[App and web page records]
=== Begin Enclosure ===

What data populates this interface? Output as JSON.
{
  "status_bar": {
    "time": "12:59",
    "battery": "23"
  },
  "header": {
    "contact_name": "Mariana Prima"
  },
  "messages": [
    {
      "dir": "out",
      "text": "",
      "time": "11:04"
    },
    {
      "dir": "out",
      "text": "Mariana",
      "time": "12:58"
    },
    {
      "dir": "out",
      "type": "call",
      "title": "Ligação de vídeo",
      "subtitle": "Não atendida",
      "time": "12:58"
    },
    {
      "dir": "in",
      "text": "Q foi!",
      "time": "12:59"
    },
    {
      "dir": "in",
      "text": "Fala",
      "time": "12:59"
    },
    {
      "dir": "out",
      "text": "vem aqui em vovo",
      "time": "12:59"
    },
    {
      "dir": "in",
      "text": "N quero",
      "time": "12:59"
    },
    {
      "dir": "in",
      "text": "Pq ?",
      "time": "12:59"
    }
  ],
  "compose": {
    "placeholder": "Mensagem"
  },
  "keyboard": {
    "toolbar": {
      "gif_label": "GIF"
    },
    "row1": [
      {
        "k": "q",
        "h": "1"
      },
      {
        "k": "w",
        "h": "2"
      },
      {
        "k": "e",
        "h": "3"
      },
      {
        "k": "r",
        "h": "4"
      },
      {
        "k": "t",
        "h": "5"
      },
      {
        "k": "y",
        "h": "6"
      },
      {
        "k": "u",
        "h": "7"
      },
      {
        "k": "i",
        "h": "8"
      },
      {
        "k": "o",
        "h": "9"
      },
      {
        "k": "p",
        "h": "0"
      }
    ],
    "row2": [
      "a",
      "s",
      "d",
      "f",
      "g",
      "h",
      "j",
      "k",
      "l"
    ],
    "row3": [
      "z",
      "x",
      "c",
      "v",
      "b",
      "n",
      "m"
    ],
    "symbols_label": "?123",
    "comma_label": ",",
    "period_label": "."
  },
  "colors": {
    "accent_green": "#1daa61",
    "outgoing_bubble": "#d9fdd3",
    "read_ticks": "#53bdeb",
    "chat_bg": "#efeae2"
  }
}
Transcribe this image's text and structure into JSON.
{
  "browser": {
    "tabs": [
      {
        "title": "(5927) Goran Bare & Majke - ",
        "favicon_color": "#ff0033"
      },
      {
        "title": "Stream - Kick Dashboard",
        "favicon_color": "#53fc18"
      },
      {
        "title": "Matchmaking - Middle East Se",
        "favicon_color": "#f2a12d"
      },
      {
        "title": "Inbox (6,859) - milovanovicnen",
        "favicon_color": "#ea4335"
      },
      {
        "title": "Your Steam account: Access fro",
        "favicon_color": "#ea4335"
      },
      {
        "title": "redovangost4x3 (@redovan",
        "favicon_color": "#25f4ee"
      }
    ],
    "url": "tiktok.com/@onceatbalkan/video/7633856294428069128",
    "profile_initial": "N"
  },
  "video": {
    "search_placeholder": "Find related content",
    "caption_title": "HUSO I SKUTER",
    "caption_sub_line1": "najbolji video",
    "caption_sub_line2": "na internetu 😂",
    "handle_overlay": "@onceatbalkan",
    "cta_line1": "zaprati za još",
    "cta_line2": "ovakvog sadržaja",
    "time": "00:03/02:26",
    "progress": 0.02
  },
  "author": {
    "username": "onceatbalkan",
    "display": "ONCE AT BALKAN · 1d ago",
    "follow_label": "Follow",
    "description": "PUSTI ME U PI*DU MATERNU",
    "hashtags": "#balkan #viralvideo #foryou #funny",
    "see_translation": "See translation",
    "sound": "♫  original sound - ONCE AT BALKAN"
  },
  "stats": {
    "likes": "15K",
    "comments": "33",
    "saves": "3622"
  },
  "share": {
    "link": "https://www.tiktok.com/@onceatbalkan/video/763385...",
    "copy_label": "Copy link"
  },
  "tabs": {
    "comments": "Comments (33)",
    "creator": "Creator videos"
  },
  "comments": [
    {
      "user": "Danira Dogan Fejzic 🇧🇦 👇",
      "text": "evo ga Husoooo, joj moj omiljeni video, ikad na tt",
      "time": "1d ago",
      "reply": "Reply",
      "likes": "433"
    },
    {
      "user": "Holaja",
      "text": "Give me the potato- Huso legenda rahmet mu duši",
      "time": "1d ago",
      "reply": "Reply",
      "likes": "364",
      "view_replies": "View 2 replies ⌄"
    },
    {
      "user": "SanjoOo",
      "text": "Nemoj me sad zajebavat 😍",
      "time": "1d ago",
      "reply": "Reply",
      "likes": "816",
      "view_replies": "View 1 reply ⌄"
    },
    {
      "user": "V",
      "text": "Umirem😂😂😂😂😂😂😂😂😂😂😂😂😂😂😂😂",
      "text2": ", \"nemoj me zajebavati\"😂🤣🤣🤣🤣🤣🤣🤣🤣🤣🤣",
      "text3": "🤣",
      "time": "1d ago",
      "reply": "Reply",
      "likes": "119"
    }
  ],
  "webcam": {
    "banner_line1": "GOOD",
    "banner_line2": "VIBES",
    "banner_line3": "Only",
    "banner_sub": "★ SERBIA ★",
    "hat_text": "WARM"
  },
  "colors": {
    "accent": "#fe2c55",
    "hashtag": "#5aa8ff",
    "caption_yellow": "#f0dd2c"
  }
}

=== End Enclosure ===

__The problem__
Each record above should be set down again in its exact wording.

__Solution for this problem__
What data populates this interface? Output as JSON.
{
  "status_bar": {
    "time": "12:59",
    "battery": "23"
  },
  "header": {
    "contact_name": "Mariana Prima"
  },
  "messages": [
    {
      "dir": "out",
      "text": "",
      "time": "11:04"
    },
    {
      "dir": "out",
      "text": "Mariana",
      "time": "12:58"
    },
    {
      "dir": "out",
      "type": "call",
      "title": "Ligação de vídeo",
      "subtitle": "Não atendida",
      "time": "12:58"
    },
    {
      "dir": "in",
      "text": "Q foi!",
      "time": "12:59"
    },
    {
      "dir": "in",
      "text": "Fala",
      "time": "12:59"
    },
    {
      "dir": "out",
      "text": "vem aqui em vovo",
      "time": "12:59"
    },
    {
      "dir": "in",
      "text": "N quero",
      "time": "12:59"
    },
    {
      "dir": "in",
      "text": "Pq ?",
      "time": "12:59"
    }
  ],
  "compose": {
    "placeholder": "Mensagem"
  },
  "keyboard": {
    "toolbar": {
      "gif_label": "GIF"
    },
    "row1": [
      {
        "k": "q",
        "h": "1"
      },
      {
        "k": "w",
        "h": "2"
      },
      {
        "k": "e",
        "h": "3"
      },
      {
        "k": "r",
        "h": "4"
      },
      {
        "k": "t",
        "h": "5"
      },
      {
        "k": "y",
        "h": "6"
      },
      {
        "k": "u",
        "h": "7"
      },
      {
        "k": "i",
        "h": "8"
      },
      {
        "k": "o",
        "h": "9"
      },
      {
        "k": "p",
        "h": "0"
      }
    ],
    "row2": [
      "a",
      "s",
      "d",
      "f",
      "g",
      "h",
      "j",
      "k",
      "l"
    ],
    "row3": [
      "z",
      "x",
      "c",
      "v",
      "b",
      "n",
      "m"
    ],
    "symbols_label": "?123",
    "comma_label": ",",
    "period_label": "."
  },
  "colors": {
    "accent_green": "#1daa61",
    "outgoing_bubble": "#d9fdd3",
    "read_ticks": "#53bdeb",
    "chat_bg": "#efeae2"
  }
}
Transcribe this image's text and structure into JSON.
{
  "browser": {
    "tabs": [
      {
        "title": "(5927) Goran Bare & Majke - ",
        "favicon_color": "#ff0033"
      },
      {
        "title": "Stream - Kick Dashboard",
        "favicon_color": "#53fc18"
      },
      {
        "title": "Matchmaking - Middle East Se",
        "favicon_color": "#f2a12d"
      },
      {
        "title": "Inbox (6,859) - milovanovicnen",
        "favicon_color": "#ea4335"
      },
      {
        "title": "Your Steam account: Access fro",
        "favicon_color": "#ea4335"
      },
      {
        "title": "redovangost4x3 (@redovan",
        "favicon_color": "#25f4ee"
      }
    ],
    "url": "tiktok.com/@onceatbalkan/video/7633856294428069128",
    "profile_initial": "N"
  },
  "video": {
    "search_placeholder": "Find related content",
    "caption_title": "HUSO I SKUTER",
    "caption_sub_line1": "najbolji video",
    "caption_sub_line2": "na internetu 😂",
    "handle_overlay": "@onceatbalkan",
    "cta_line1": "zaprati za još",
    "cta_line2": "ovakvog sadržaja",
    "time": "00:03/02:26",
    "progress": 0.02
  },
  "author": {
    "username": "onceatbalkan",
    "display": "ONCE AT BALKAN · 1d ago",
    "follow_label": "Follow",
    "description": "PUSTI ME U PI*DU MATERNU",
    "hashtags": "#balkan #viralvideo #foryou #funny",
    "see_translation": "See translation",
    "sound": "♫  original sound - ONCE AT BALKAN"
  },
  "stats": {
    "likes": "15K",
    "comments": "33",
    "saves": "3622"
  },
  "share": {
    "link": "https://www.tiktok.com/@onceatbalkan/video/763385...",
    "copy_label": "Copy link"
  },
  "tabs": {
    "comments": "Comments (33)",
    "creator": "Creator videos"
  },
  "comments": [
    {
      "user": "Danira Dogan Fejzic 🇧🇦 👇",
      "text": "evo ga Husoooo, joj moj omiljeni video, ikad na tt",
      "time": "1d ago",
      "reply": "Reply",
      "likes": "433"
    },
    {
      "user": "Holaja",
      "text": "Give me the potato- Huso legenda rahmet mu duši",
      "time": "1d ago",
      "reply": "Reply",
      "likes": "364",
      "view_replies": "View 2 replies ⌄"
    },
    {
      "user": "SanjoOo",
      "text": "Nemoj me sad zajebavat 😍",
      "time": "1d ago",
      "reply": "Reply",
      "likes": "816",
      "view_replies": "View 1 reply ⌄"
    },
    {
      "user": "V",
      "text": "Umirem😂😂😂😂😂😂😂😂😂😂😂😂😂😂😂😂",
      "text2": ", \"nemoj me zajebavati\"😂🤣🤣🤣🤣🤣🤣🤣🤣🤣🤣",
      "text3": "🤣",
      "time": "1d ago",
      "reply": "Reply",
      "likes": "119"
    }
  ],
  "webcam": {
    "banner_line1": "GOOD",
    "banner_line2": "VIBES",
    "banner_line3": "Only",
    "banner_sub": "★ SERBIA ★",
    "hat_text": "WARM"
  },
  "colors": {
    "accent": "#fe2c55",
    "hashtag": "#5aa8ff",
    "caption_yellow": "#f0dd2c"
  }
}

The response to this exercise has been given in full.